Stored items
=======
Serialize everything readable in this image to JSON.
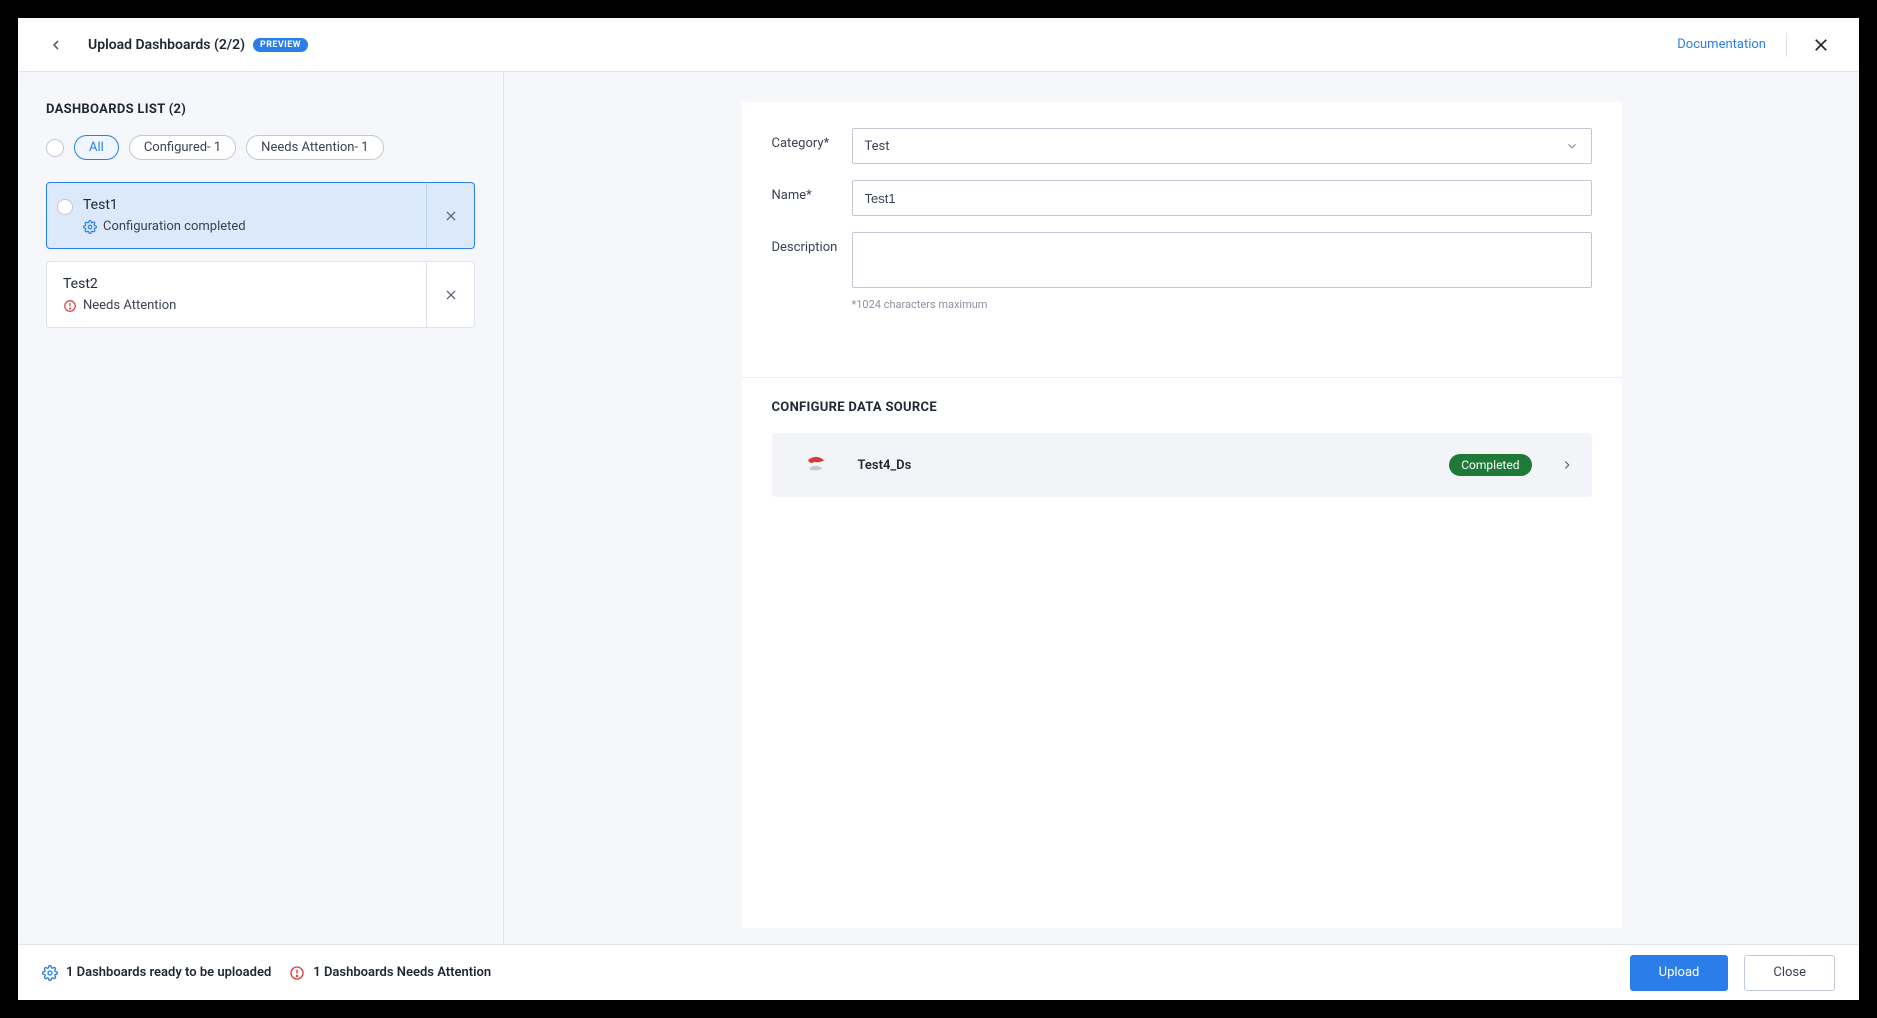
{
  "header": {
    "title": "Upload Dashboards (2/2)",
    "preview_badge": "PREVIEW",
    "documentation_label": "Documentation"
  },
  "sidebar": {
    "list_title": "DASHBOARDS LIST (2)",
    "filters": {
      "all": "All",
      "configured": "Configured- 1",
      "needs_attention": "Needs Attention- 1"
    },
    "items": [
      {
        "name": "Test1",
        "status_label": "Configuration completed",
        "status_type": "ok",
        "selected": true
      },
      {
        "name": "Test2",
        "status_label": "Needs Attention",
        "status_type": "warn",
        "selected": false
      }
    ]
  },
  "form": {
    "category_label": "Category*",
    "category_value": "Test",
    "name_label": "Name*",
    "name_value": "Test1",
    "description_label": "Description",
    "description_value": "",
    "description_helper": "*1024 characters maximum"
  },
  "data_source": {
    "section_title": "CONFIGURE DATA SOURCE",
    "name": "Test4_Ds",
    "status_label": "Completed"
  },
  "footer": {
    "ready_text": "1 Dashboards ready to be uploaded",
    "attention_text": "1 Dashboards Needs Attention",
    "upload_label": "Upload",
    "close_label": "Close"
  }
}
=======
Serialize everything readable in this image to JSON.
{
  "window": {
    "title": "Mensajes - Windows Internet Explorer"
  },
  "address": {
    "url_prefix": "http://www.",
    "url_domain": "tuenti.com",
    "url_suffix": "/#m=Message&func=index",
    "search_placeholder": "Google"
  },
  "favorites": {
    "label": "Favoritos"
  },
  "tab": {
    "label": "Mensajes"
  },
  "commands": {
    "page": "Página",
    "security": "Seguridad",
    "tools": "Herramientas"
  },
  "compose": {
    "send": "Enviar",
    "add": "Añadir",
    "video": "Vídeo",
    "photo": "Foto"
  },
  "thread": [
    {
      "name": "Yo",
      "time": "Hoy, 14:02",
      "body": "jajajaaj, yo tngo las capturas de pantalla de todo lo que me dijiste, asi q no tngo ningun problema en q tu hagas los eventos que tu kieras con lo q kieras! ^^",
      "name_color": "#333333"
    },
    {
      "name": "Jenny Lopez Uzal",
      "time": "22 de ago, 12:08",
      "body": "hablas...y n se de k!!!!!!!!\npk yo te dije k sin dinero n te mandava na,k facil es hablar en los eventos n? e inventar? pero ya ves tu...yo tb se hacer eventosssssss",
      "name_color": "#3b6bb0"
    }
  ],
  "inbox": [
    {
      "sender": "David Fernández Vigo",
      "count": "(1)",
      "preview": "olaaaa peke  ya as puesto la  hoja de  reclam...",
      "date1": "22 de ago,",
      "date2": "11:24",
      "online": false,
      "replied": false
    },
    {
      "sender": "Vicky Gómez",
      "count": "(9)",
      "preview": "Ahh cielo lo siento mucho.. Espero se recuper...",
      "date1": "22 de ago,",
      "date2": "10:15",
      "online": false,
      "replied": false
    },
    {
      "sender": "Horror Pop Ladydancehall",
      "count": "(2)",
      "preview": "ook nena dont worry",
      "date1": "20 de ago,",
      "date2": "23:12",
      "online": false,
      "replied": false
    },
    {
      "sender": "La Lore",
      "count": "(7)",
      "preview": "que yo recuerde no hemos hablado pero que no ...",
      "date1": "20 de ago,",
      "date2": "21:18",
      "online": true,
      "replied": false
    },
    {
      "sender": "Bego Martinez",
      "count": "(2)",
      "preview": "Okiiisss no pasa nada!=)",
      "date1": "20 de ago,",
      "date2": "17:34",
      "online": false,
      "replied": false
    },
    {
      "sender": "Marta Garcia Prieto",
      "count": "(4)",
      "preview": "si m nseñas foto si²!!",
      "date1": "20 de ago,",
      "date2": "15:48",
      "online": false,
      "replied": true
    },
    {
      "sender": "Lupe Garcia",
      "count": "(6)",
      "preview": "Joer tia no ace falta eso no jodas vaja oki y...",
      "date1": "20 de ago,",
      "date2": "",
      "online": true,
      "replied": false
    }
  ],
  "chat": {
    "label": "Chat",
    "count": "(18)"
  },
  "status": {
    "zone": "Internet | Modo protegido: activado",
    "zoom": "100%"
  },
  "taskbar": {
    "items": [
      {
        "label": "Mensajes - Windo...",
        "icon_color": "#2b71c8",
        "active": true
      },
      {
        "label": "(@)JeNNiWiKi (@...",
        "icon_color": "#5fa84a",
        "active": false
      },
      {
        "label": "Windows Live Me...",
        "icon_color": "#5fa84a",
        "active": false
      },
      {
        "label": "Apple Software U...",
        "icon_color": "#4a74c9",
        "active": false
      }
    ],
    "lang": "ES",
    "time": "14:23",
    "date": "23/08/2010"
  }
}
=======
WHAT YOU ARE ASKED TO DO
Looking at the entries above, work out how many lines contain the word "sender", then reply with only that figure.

ANSWER BOX
7